■ How to complete this task: Each entry needs to be reproduced exactly as it is.

Top of Extracted entries

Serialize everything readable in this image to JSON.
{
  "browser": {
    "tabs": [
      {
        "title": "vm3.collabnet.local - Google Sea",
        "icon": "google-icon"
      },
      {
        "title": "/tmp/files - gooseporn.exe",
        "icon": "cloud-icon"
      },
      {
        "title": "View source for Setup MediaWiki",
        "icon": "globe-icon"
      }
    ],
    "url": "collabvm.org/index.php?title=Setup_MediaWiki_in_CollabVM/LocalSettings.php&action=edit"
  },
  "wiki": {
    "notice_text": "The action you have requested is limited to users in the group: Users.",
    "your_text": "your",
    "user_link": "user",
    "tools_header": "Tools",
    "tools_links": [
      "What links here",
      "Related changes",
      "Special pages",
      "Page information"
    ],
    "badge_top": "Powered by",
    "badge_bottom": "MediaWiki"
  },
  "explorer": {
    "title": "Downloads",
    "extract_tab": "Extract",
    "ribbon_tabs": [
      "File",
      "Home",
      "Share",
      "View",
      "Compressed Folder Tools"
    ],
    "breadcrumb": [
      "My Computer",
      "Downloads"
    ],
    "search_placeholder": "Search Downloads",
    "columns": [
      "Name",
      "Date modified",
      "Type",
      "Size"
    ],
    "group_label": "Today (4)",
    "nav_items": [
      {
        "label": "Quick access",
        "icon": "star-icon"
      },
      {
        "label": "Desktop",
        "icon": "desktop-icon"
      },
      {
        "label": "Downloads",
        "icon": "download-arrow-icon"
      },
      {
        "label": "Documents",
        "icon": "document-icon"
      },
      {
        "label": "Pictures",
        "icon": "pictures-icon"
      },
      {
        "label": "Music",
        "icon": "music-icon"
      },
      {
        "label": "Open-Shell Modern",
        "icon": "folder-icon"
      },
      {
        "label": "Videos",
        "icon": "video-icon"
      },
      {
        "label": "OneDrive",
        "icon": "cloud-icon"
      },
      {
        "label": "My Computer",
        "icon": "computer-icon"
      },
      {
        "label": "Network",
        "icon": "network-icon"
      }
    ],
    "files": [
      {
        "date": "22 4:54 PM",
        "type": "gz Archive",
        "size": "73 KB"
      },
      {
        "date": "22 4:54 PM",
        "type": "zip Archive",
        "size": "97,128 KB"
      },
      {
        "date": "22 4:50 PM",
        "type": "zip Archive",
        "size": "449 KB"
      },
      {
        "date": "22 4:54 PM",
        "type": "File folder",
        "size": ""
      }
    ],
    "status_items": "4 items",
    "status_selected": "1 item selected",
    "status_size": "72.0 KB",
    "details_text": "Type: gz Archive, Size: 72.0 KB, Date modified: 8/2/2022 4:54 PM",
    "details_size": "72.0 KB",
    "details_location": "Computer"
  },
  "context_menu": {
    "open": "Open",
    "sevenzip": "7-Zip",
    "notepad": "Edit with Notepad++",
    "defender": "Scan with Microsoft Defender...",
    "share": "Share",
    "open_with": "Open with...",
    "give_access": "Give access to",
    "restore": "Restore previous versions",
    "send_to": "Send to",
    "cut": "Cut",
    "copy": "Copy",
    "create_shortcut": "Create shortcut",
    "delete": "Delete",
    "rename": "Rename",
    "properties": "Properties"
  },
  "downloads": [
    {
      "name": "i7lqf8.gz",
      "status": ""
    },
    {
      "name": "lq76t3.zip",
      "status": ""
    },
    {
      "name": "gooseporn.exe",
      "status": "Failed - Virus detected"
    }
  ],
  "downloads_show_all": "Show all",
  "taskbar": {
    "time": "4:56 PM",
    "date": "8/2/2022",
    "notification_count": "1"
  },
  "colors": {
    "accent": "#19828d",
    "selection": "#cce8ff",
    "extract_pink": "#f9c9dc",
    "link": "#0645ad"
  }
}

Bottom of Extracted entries

■ Solution to this exercise:
Serialize everything readable in this image to JSON.
{
  "browser": {
    "tabs": [
      {
        "title": "vm3.collabnet.local - Google Sea",
        "icon": "google-icon"
      },
      {
        "title": "/tmp/files - gooseporn.exe",
        "icon": "cloud-icon"
      },
      {
        "title": "View source for Setup MediaWiki",
        "icon": "globe-icon"
      }
    ],
    "url": "collabvm.org/index.php?title=Setup_MediaWiki_in_CollabVM/LocalSettings.php&action=edit"
  },
  "wiki": {
    "notice_text": "The action you have requested is limited to users in the group: Users.",
    "your_text": "your",
    "user_link": "user",
    "tools_header": "Tools",
    "tools_links": [
      "What links here",
      "Related changes",
      "Special pages",
      "Page information"
    ],
    "badge_top": "Powered by",
    "badge_bottom": "MediaWiki"
  },
  "explorer": {
    "title": "Downloads",
    "extract_tab": "Extract",
    "ribbon_tabs": [
      "File",
      "Home",
      "Share",
      "View",
      "Compressed Folder Tools"
    ],
    "breadcrumb": [
      "My Computer",
      "Downloads"
    ],
    "search_placeholder": "Search Downloads",
    "columns": [
      "Name",
      "Date modified",
      "Type",
      "Size"
    ],
    "group_label": "Today (4)",
    "nav_items": [
      {
        "label": "Quick access",
        "icon": "star-icon"
      },
      {
        "label": "Desktop",
        "icon": "desktop-icon"
      },
      {
        "label": "Downloads",
        "icon": "download-arrow-icon"
      },
      {
        "label": "Documents",
        "icon": "document-icon"
      },
      {
        "label": "Pictures",
        "icon": "pictures-icon"
      },
      {
        "label": "Music",
        "icon": "music-icon"
      },
      {
        "label": "Open-Shell Modern",
        "icon": "folder-icon"
      },
      {
        "label": "Videos",
        "icon": "video-icon"
      },
      {
        "label": "OneDrive",
        "icon": "cloud-icon"
      },
      {
        "label": "My Computer",
        "icon": "computer-icon"
      },
      {
        "label": "Network",
        "icon": "network-icon"
      }
    ],
    "files": [
      {
        "date": "22 4:54 PM",
        "type": "gz Archive",
        "size": "73 KB"
      },
      {
        "date": "22 4:54 PM",
        "type": "zip Archive",
        "size": "97,128 KB"
      },
      {
        "date": "22 4:50 PM",
        "type": "zip Archive",
        "size": "449 KB"
      },
      {
        "date": "22 4:54 PM",
        "type": "File folder",
        "size": ""
      }
    ],
    "status_items": "4 items",
    "status_selected": "1 item selected",
    "status_size": "72.0 KB",
    "details_text": "Type: gz Archive, Size: 72.0 KB, Date modified: 8/2/2022 4:54 PM",
    "details_size": "72.0 KB",
    "details_location": "Computer"
  },
  "context_menu": {
    "open": "Open",
    "sevenzip": "7-Zip",
    "notepad": "Edit with Notepad++",
    "defender": "Scan with Microsoft Defender...",
    "share": "Share",
    "open_with": "Open with...",
    "give_access": "Give access to",
    "restore": "Restore previous versions",
    "send_to": "Send to",
    "cut": "Cut",
    "copy": "Copy",
    "create_shortcut": "Create shortcut",
    "delete": "Delete",
    "rename": "Rename",
    "properties": "Properties"
  },
  "downloads": [
    {
      "name": "i7lqf8.gz",
      "status": ""
    },
    {
      "name": "lq76t3.zip",
      "status": ""
    },
    {
      "name": "gooseporn.exe",
      "status": "Failed - Virus detected"
    }
  ],
  "downloads_show_all": "Show all",
  "taskbar": {
    "time": "4:56 PM",
    "date": "8/2/2022",
    "notification_count": "1"
  },
  "colors": {
    "accent": "#19828d",
    "selection": "#cce8ff",
    "extract_pink": "#f9c9dc",
    "link": "#0645ad"
  }
}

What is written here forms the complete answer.